[Interface dataset entries]
+===+
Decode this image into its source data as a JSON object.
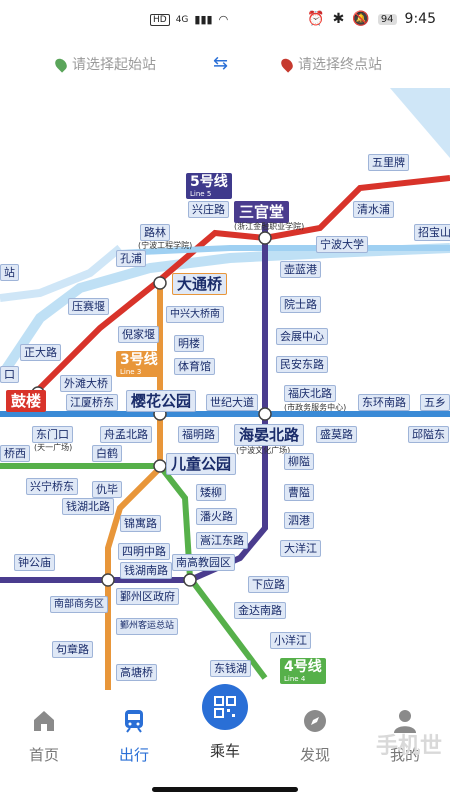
{
  "status_bar": {
    "left_badges": [
      "HD",
      "4G"
    ],
    "battery": "94",
    "time": "9:45"
  },
  "route": {
    "start_placeholder": "请选择起始站",
    "end_placeholder": "请选择终点站",
    "start_pin_color": "#5aa55a",
    "end_pin_color": "#c63a2f",
    "swap_icon": "swap-arrows-icon"
  },
  "map": {
    "line_badges": [
      {
        "label": "5号线",
        "en": "Line 5",
        "color": "#3f3a8c"
      },
      {
        "label": "3号线",
        "en": "Line 3",
        "color": "#e8963a"
      },
      {
        "label": "4号线",
        "en": "Line 4",
        "color": "#56b04a"
      }
    ],
    "stations": [
      {
        "name": "五里牌"
      },
      {
        "name": "清水浦"
      },
      {
        "name": "招宝山"
      },
      {
        "name": "兴庄路"
      },
      {
        "name": "三官堂"
      },
      {
        "name": "宁波大学"
      },
      {
        "name": "路林"
      },
      {
        "name": "孔浦"
      },
      {
        "name": "大通桥"
      },
      {
        "name": "壶蓝港"
      },
      {
        "name": "压赛堰"
      },
      {
        "name": "倪家堰"
      },
      {
        "name": "中兴大桥南"
      },
      {
        "name": "明楼"
      },
      {
        "name": "体育馆"
      },
      {
        "name": "院士路"
      },
      {
        "name": "会展中心"
      },
      {
        "name": "民安东路"
      },
      {
        "name": "正大路"
      },
      {
        "name": "外滩大桥"
      },
      {
        "name": "鼓楼"
      },
      {
        "name": "江厦桥东"
      },
      {
        "name": "樱花公园"
      },
      {
        "name": "世纪大道"
      },
      {
        "name": "福庆北路"
      },
      {
        "name": "东环南路"
      },
      {
        "name": "东门口"
      },
      {
        "name": "舟孟北路"
      },
      {
        "name": "福明路"
      },
      {
        "name": "海晏北路"
      },
      {
        "name": "盛莫路"
      },
      {
        "name": "邱隘东"
      },
      {
        "name": "白鹤"
      },
      {
        "name": "儿童公园"
      },
      {
        "name": "柳隘"
      },
      {
        "name": "兴宁桥东"
      },
      {
        "name": "仇毕"
      },
      {
        "name": "钱湖北路"
      },
      {
        "name": "矮柳"
      },
      {
        "name": "曹隘"
      },
      {
        "name": "锦寓路"
      },
      {
        "name": "潘火路"
      },
      {
        "name": "泗港"
      },
      {
        "name": "四明中路"
      },
      {
        "name": "嵩江东路"
      },
      {
        "name": "大洋江"
      },
      {
        "name": "钟公庙"
      },
      {
        "name": "钱湖南路"
      },
      {
        "name": "南高教园区"
      },
      {
        "name": "鄞州区政府"
      },
      {
        "name": "下应路"
      },
      {
        "name": "南部商务区"
      },
      {
        "name": "金达南路"
      },
      {
        "name": "鄞州客运总站"
      },
      {
        "name": "小洋江"
      },
      {
        "name": "句章路"
      },
      {
        "name": "东钱湖"
      },
      {
        "name": "高塘桥"
      },
      {
        "name": "五乡"
      },
      {
        "name": "站"
      },
      {
        "name": "口"
      },
      {
        "name": "桥西"
      }
    ],
    "sub_labels": {
      "ningbo_engineering": "(宁波工程学院)",
      "ningbo_finance": "(浙江金融职业学院)",
      "tianyi_square": "(天一广场)",
      "admin_center": "(市政务服务中心)",
      "culture_square": "(宁波文化广场)"
    }
  },
  "tabs": [
    {
      "label": "首页",
      "icon": "home-icon"
    },
    {
      "label": "出行",
      "icon": "train-icon"
    },
    {
      "label": "乘车",
      "icon": "qr-code-icon"
    },
    {
      "label": "发现",
      "icon": "compass-icon"
    },
    {
      "label": "我的",
      "icon": "user-icon"
    }
  ],
  "watermark": "手机世"
}
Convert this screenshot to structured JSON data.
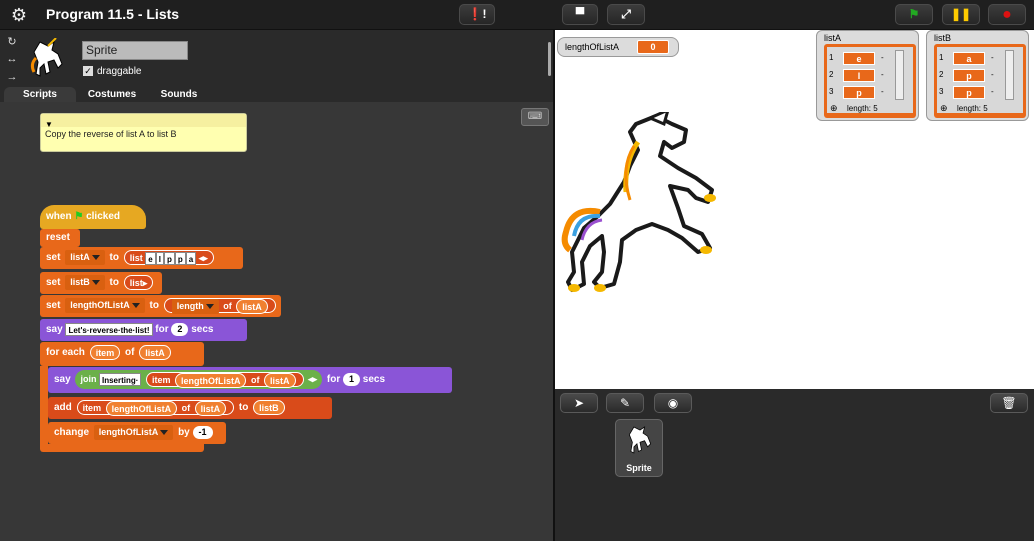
{
  "app": {
    "title": "Program 11.5 - Lists"
  },
  "sprite": {
    "name": "Sprite",
    "draggable_label": "draggable",
    "draggable_checked": true
  },
  "tabs": [
    "Scripts",
    "Costumes",
    "Sounds"
  ],
  "comment": {
    "text": "Copy the reverse of list A to list B"
  },
  "script": {
    "hat": {
      "when": "when",
      "clicked": "clicked"
    },
    "reset": "reset",
    "set1": {
      "set": "set",
      "var": "listA",
      "to": "to",
      "list": "list",
      "items": [
        "e",
        "l",
        "p",
        "p",
        "a"
      ]
    },
    "set2": {
      "set": "set",
      "var": "listB",
      "to": "to",
      "list": "list"
    },
    "set3": {
      "set": "set",
      "var": "lengthOfListA",
      "to": "to",
      "length": "length",
      "of": "of",
      "listvar": "listA"
    },
    "say1": {
      "say": "say",
      "text": "Let's·reverse·the·list!",
      "for": "for",
      "secs_val": "2",
      "secs": "secs"
    },
    "foreach": {
      "label": "for each",
      "item": "item",
      "of": "of",
      "listvar": "listA"
    },
    "say2": {
      "say": "say",
      "join": "join",
      "text": "Inserting·",
      "item": "item",
      "lengthvar": "lengthOfListA",
      "of": "of",
      "listvar": "listA",
      "for": "for",
      "secs_val": "1",
      "secs": "secs"
    },
    "add": {
      "add": "add",
      "item": "item",
      "lengthvar": "lengthOfListA",
      "of": "of",
      "listvar": "listA",
      "to": "to",
      "target": "listB"
    },
    "change": {
      "change": "change",
      "var": "lengthOfListA",
      "by": "by",
      "val": "-1"
    }
  },
  "watchers": {
    "lengthOfListA": {
      "label": "lengthOfListA",
      "value": "0"
    },
    "listA": {
      "title": "listA",
      "items": [
        {
          "i": "1",
          "v": "e"
        },
        {
          "i": "2",
          "v": "l"
        },
        {
          "i": "3",
          "v": "p"
        }
      ],
      "length_label": "length: 5"
    },
    "listB": {
      "title": "listB",
      "items": [
        {
          "i": "1",
          "v": "a"
        },
        {
          "i": "2",
          "v": "p"
        },
        {
          "i": "3",
          "v": "p"
        }
      ],
      "length_label": "length: 5"
    }
  },
  "corral": {
    "sprite_label": "Sprite"
  },
  "colors": {
    "control": "#e6a822",
    "variables": "#e8681a",
    "looks": "#8a55d7",
    "lists": "#d94b1a",
    "operators": "#6bb04a",
    "flag": "#22aa22",
    "pause": "#ffcc00",
    "stop": "#cc1111"
  },
  "icons": {
    "settings": "gear-icon",
    "flag": "green-flag-icon",
    "pause": "pause-icon",
    "stop": "stop-icon",
    "trash": "trash-icon"
  }
}
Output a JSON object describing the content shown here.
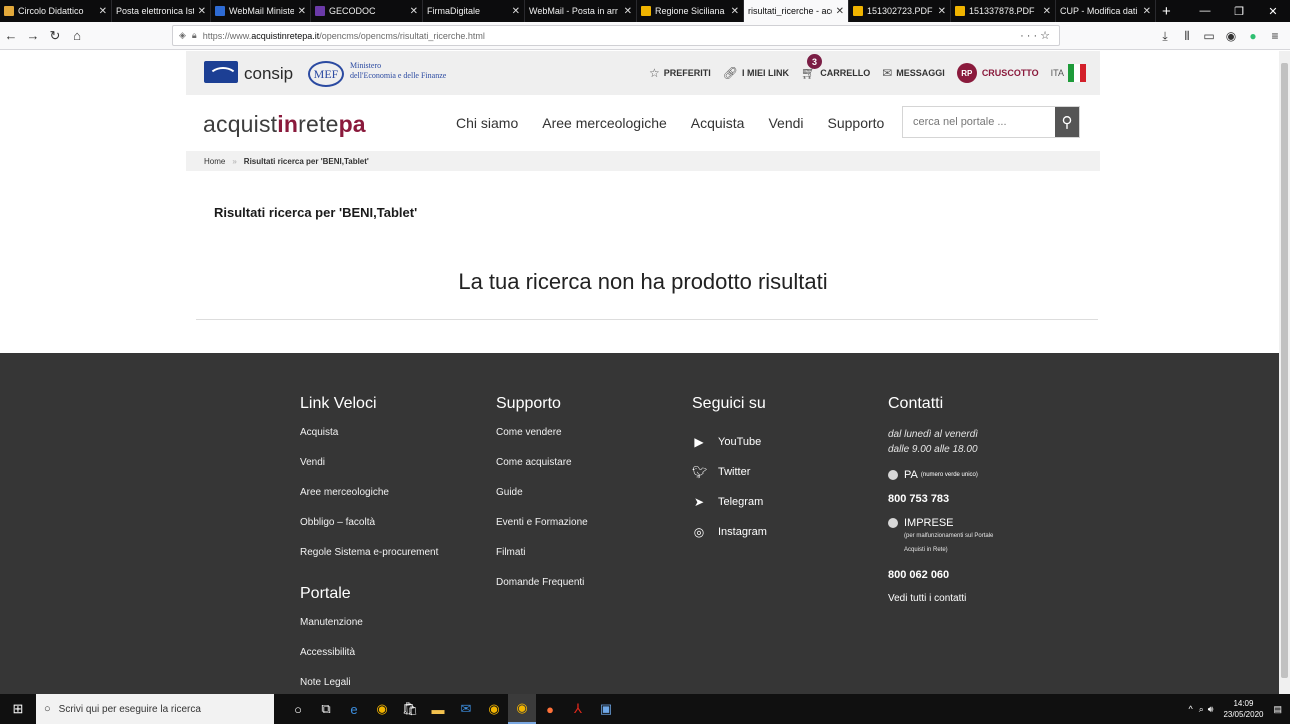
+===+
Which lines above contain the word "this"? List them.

## YOUR RESPONSE
Decode this image into its source data as a JSON object.
Convert this screenshot to structured JSON data.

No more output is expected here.